Items from an interface collection
◆ ◆ ◆ ◆ ◆ ◆ ◆
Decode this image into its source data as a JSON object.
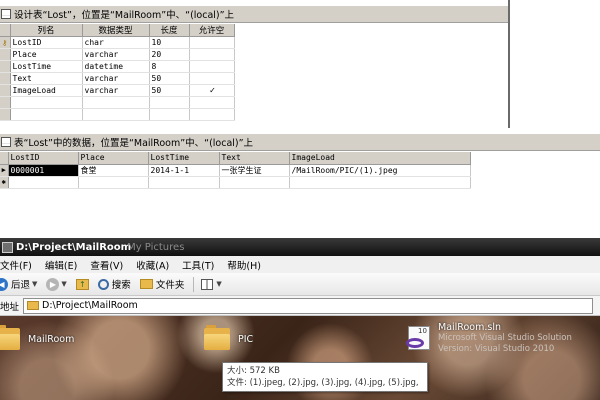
{
  "design_panel": {
    "title": "设计表“Lost”，位置是“MailRoom”中、“(local)”上",
    "headers": [
      "列名",
      "数据类型",
      "长度",
      "允许空"
    ],
    "rows": [
      {
        "name": "LostID",
        "type": "char",
        "length": "10",
        "nullable": "",
        "key": true
      },
      {
        "name": "Place",
        "type": "varchar",
        "length": "20",
        "nullable": "",
        "key": false
      },
      {
        "name": "LostTime",
        "type": "datetime",
        "length": "8",
        "nullable": "",
        "key": false
      },
      {
        "name": "Text",
        "type": "varchar",
        "length": "50",
        "nullable": "",
        "key": false
      },
      {
        "name": "ImageLoad",
        "type": "varchar",
        "length": "50",
        "nullable": "✓",
        "key": false
      }
    ],
    "key_icon": "primary-key-icon"
  },
  "data_panel": {
    "title": "表“Lost”中的数据，位置是“MailRoom”中、“(local)”上",
    "headers": [
      "LostID",
      "Place",
      "LostTime",
      "Text",
      "ImageLoad"
    ],
    "rows": [
      {
        "LostID": "0000001",
        "Place": "食堂",
        "LostTime": "2014-1-1",
        "Text": "一张学生证",
        "ImageLoad": "/MailRoom/PIC/(1).jpeg"
      }
    ],
    "current_row_marker": "▶",
    "new_row_marker": "✱"
  },
  "explorer": {
    "title": "D:\\Project\\MailRoom",
    "title_ghost": "My Pictures",
    "menu": [
      "文件(F)",
      "编辑(E)",
      "查看(V)",
      "收藏(A)",
      "工具(T)",
      "帮助(H)"
    ],
    "toolbar": {
      "back_label": "后退",
      "search_label": "搜索",
      "folders_label": "文件夹"
    },
    "address": {
      "label": "地址",
      "value": "D:\\Project\\MailRoom"
    },
    "items": [
      {
        "name": "MailRoom",
        "kind": "folder"
      },
      {
        "name": "PIC",
        "kind": "folder"
      },
      {
        "name": "MailRoom.sln",
        "kind": "solution",
        "subtitle1": "Microsoft Visual Studio Solution",
        "subtitle2": "Version: Visual Studio 2010",
        "icon_version": "10"
      }
    ],
    "tooltip": {
      "size_line": "大小: 572 KB",
      "files_line": "文件: (1).jpeg, (2).jpg, (3).jpg, (4).jpg, (5).jpg, ..."
    }
  },
  "colors": {
    "chrome": "#d4d0c8",
    "title_dark": "#1a1a1a",
    "folder": "#e7b24a"
  }
}
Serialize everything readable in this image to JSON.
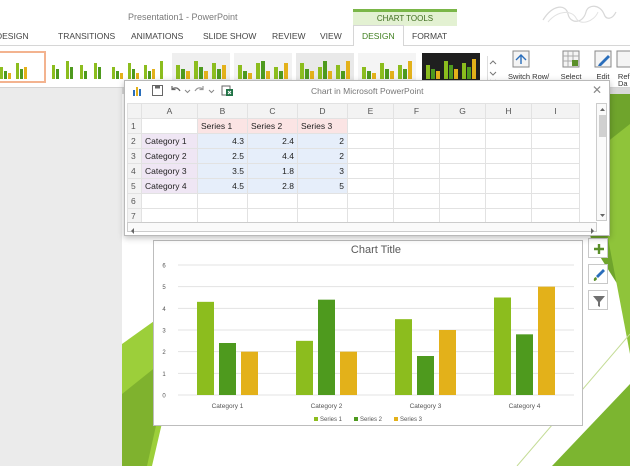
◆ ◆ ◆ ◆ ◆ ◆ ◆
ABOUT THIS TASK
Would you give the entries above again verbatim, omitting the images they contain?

OUTPUT FOR THIS TASK
Decode this image into its source data as a JSON object.
{
  "design_panel": {
    "title": "设计表“Lost”，位置是“MailRoom”中、“(local)”上",
    "headers": [
      "列名",
      "数据类型",
      "长度",
      "允许空"
    ],
    "rows": [
      {
        "name": "LostID",
        "type": "char",
        "length": "10",
        "nullable": "",
        "key": true
      },
      {
        "name": "Place",
        "type": "varchar",
        "length": "20",
        "nullable": "",
        "key": false
      },
      {
        "name": "LostTime",
        "type": "datetime",
        "length": "8",
        "nullable": "",
        "key": false
      },
      {
        "name": "Text",
        "type": "varchar",
        "length": "50",
        "nullable": "",
        "key": false
      },
      {
        "name": "ImageLoad",
        "type": "varchar",
        "length": "50",
        "nullable": "✓",
        "key": false
      }
    ],
    "key_icon": "primary-key-icon"
  },
  "data_panel": {
    "title": "表“Lost”中的数据，位置是“MailRoom”中、“(local)”上",
    "headers": [
      "LostID",
      "Place",
      "LostTime",
      "Text",
      "ImageLoad"
    ],
    "rows": [
      {
        "LostID": "0000001",
        "Place": "食堂",
        "LostTime": "2014-1-1",
        "Text": "一张学生证",
        "ImageLoad": "/MailRoom/PIC/(1).jpeg"
      }
    ],
    "current_row_marker": "▶",
    "new_row_marker": "✱"
  },
  "explorer": {
    "title": "D:\\Project\\MailRoom",
    "title_ghost": "My Pictures",
    "menu": [
      "文件(F)",
      "编辑(E)",
      "查看(V)",
      "收藏(A)",
      "工具(T)",
      "帮助(H)"
    ],
    "toolbar": {
      "back_label": "后退",
      "search_label": "搜索",
      "folders_label": "文件夹"
    },
    "address": {
      "label": "地址",
      "value": "D:\\Project\\MailRoom"
    },
    "items": [
      {
        "name": "MailRoom",
        "kind": "folder"
      },
      {
        "name": "PIC",
        "kind": "folder"
      },
      {
        "name": "MailRoom.sln",
        "kind": "solution",
        "subtitle1": "Microsoft Visual Studio Solution",
        "subtitle2": "Version: Visual Studio 2010",
        "icon_version": "10"
      }
    ],
    "tooltip": {
      "size_line": "大小: 572 KB",
      "files_line": "文件: (1).jpeg, (2).jpg, (3).jpg, (4).jpg, (5).jpg, ..."
    }
  },
  "colors": {
    "chrome": "#d4d0c8",
    "title_dark": "#1a1a1a",
    "folder": "#e7b24a"
  }
}
Serialize everything readable in this image to JSON.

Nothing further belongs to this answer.